This course is about software design. It focusses on building software systems, and addressing common problems with recognised design solutions. We will look at principles of software design, where to apply them, and how they may inform our design choices. We will also look at techniques for ensuring that systems you build behave correctly.
Software - this course is about the development of software systems. To a large extent it is about programming, but rather than considering, for example, the implementation details of particular algorithms, we look at combining components into larger systems.
Design - software development is a creative activity. There may be many different ways to solve the same problem. Different designs may be thought to be more effective, or more elegant, than others, but to be useful they must all perform their basic function satisfactorily.
Engineering - from an engineering standpoint, we are concerned with the assessment and balancing of forces that may affect our design decisions in solving a particular problem. There are likely many possible designs that solve a particular problem, how can we choose between them?
Communication of Design: students will learn mechanisms for communicating and discussing their design ideas, both through graphical notation and diagrams, and through a common vocabulary of well known design patterns and architectural styles.
Design Principles: we aim to instil a set of principles and guidelines to be followed during the design of a system, with the aim of increasing flexibility, maintainability and re-use in that system.
Design Patterns: we aim to familiarise students with a collection of common solutions to common design problems. We introduce the notion of a Design Pattern and identify a set of key patterns and their applications.
Architectural Styles: we examine some common architectural styles for classes of application such as: interactive GUI applications, web applications, and data processing pipelines.
Concurrency and Distribution: we look at various models for performing work concurrently.
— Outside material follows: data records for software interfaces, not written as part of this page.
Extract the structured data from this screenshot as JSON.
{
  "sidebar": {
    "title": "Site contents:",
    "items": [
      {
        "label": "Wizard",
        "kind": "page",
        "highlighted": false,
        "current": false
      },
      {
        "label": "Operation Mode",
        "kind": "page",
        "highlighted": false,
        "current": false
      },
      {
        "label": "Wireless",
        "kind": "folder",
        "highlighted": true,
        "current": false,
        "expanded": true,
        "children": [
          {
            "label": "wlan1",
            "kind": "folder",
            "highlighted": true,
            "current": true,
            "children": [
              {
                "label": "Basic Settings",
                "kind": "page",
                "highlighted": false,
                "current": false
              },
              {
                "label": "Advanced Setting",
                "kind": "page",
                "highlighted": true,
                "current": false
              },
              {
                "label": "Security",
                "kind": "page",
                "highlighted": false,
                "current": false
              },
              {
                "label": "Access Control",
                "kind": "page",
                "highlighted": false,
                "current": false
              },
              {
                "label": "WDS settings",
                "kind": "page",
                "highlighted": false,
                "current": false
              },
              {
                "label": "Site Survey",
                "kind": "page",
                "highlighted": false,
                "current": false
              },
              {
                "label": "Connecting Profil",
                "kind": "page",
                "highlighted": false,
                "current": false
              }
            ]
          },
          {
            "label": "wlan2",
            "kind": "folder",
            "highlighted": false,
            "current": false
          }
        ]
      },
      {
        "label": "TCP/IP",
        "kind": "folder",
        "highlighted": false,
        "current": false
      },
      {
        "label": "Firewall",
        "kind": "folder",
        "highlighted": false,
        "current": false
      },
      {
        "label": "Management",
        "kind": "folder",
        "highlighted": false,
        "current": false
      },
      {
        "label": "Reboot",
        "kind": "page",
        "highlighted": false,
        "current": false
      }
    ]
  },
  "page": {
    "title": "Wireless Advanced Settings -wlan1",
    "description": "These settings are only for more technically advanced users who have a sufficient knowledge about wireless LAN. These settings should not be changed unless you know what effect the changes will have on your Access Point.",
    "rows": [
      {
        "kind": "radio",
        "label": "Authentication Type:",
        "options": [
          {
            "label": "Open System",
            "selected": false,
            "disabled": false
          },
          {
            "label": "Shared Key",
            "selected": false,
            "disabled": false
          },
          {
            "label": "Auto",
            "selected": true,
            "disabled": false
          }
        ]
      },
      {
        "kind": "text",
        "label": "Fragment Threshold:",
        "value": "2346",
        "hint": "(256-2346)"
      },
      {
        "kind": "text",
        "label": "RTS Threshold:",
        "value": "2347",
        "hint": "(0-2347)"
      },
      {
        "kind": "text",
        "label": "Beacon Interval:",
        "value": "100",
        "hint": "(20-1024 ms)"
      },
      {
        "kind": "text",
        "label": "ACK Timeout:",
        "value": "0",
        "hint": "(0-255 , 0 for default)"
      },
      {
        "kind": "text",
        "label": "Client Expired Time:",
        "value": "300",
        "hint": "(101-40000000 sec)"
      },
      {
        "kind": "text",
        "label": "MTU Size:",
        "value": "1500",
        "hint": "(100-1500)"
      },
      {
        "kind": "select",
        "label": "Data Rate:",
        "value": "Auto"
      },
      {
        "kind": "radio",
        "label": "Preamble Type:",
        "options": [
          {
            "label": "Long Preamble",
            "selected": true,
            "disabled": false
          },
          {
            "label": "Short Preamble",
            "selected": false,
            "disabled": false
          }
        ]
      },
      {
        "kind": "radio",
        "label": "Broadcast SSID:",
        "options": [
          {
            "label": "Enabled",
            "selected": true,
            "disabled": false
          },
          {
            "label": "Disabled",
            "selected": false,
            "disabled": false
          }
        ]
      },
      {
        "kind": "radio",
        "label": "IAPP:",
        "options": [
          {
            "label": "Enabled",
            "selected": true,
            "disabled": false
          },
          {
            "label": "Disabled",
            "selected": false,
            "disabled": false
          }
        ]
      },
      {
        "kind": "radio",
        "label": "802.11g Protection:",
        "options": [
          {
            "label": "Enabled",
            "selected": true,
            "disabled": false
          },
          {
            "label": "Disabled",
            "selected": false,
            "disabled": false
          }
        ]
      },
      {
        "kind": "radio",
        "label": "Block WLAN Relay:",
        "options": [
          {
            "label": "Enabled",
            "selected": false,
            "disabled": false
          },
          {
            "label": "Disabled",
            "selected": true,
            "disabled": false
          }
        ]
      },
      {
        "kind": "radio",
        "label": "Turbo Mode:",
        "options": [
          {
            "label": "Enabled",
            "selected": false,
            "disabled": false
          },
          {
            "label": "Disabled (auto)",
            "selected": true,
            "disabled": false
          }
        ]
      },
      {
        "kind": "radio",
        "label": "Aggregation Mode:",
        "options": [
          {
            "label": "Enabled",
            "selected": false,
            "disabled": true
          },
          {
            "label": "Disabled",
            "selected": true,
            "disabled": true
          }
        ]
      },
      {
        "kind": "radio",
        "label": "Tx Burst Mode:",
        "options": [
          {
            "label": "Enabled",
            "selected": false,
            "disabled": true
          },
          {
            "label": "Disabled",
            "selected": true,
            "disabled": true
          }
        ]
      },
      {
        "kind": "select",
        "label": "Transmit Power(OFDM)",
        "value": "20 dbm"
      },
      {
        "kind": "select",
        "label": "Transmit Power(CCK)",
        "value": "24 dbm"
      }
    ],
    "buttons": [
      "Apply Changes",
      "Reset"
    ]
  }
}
We examine distributed systems of co-operating components and how we can implement communication between them.
Throughout the course we aim to examine design choices based on practical applications and examples.
There is no set textbook for the course, but we would recommend interested students to read: